One might call the installation a "travel build": you explore it (at least initially) not by walking, flying, or camming, but traveling on a programmed tour which also controls your camera. "The Path," indeed. This approach has several advantages -- you become acquainted with the many different parts of the installation, you don't inadvertently miss any major parts, and the tour provides a sense of narrative or flow. In addition to its artistic value, when you consider how often visitors to installations pop up, look around for three minutes, and then teleport away, having a programmed tour is a sensible way to get people to experience the entire work. Having your camera controlled has its drawbacks, of course, but you can return to explore the installation without the ride (which I recommend, as I missed one or two things myself).
The installation has a huge variety of settings: abstract, geometrical, schematic, spiritual, underwater, planetary, biological, futuristic, architectural, and more. Elven, human, and other humanoid beings (some only partly humanoid) appear throughout the space. One location reminded me of neurons with their network of synaptic connections. There's even a sort of political demonstration in which Cherry recalls the hippie generation. At the end, there's a bonus: numerous boxes of free avatars, some of which appear in the installation. All told, it's quite a trip -- in perhaps the psychedelic sense as well as the typical meaning -- well worth venturing over to FrancoGrid (if you haven't before, see below).
Click to enlarge photos
Although Cherry was the primary person working on the Fest'Avi installation, she credits a large number of people for their contributions (music, animations, some of avatars and objects, etc).
Cherry's work seems to have taken a lighter tone compared to when she worked in SL. At that time she tended toward surrealism which ranged from slightly disturbing or ominous, to the outright desperation of her sim-wide build, Insanity.

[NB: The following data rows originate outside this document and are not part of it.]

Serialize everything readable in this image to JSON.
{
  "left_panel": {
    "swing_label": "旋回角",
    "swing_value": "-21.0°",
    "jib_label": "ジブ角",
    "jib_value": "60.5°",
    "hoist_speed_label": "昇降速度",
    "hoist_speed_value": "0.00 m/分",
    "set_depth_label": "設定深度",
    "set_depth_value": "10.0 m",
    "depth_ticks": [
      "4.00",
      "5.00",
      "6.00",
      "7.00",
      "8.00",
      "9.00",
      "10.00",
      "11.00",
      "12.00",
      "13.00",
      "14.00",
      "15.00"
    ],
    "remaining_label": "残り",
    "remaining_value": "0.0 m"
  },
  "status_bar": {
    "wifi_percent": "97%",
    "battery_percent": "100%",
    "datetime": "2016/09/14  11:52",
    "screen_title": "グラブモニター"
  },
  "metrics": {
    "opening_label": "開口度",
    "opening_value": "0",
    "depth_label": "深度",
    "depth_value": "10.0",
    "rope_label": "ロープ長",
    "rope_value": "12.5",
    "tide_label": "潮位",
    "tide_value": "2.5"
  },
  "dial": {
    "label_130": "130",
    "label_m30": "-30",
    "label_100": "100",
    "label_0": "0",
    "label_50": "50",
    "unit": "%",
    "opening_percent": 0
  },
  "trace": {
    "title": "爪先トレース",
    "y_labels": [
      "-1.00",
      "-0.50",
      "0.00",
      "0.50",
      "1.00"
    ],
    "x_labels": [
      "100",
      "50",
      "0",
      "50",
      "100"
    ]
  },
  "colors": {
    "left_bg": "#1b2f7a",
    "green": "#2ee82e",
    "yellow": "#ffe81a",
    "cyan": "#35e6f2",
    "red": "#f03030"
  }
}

The work I've seen of hers in FrancoGrid has been sunnier.
How to Get to FrancoGrid and Fest'Avi
FrancoGrid is free, and easy to join. First, go to the FrancoGrid website and click on "Inscription" to sign up. Although the site is mainly in French, the basic sign-up form is in English (you can almost certainly use your SL name).
Next, choose your viewer. The Linden Lab viewer won't work, but you can use Firestorm and many other viewers. These viewers have grid managers so you can pick the grid you want.
- Some viewers -- Firestorm, Kokua and possibly others -- already have FrancoGrid (and other OpenSims) listed in the grid manager. If so, select it, log on, and you're off! (You'll need to switch back to Second Life again later.)
- In other viewers, like Alchemy and Singularity, you first set up the grid access information manually. That's pretty easy: basically the viewer just needs this URL: http://login.francogrid.org:80/. You may have to tell the viewer that the grid uses the OpenSim platform.
Follow the instructions for graphics and sound settings. Look for the arrow on the ground pointing the way to the green poseballs. Once you sit on one, you'll get a message asking permission to take camera controls, which you should accept. When you're ready, click the "Click" sign. You'll get a dialog asking which tour you want. Choose "Complet" (i.e., complete). The tour takes about a half hour.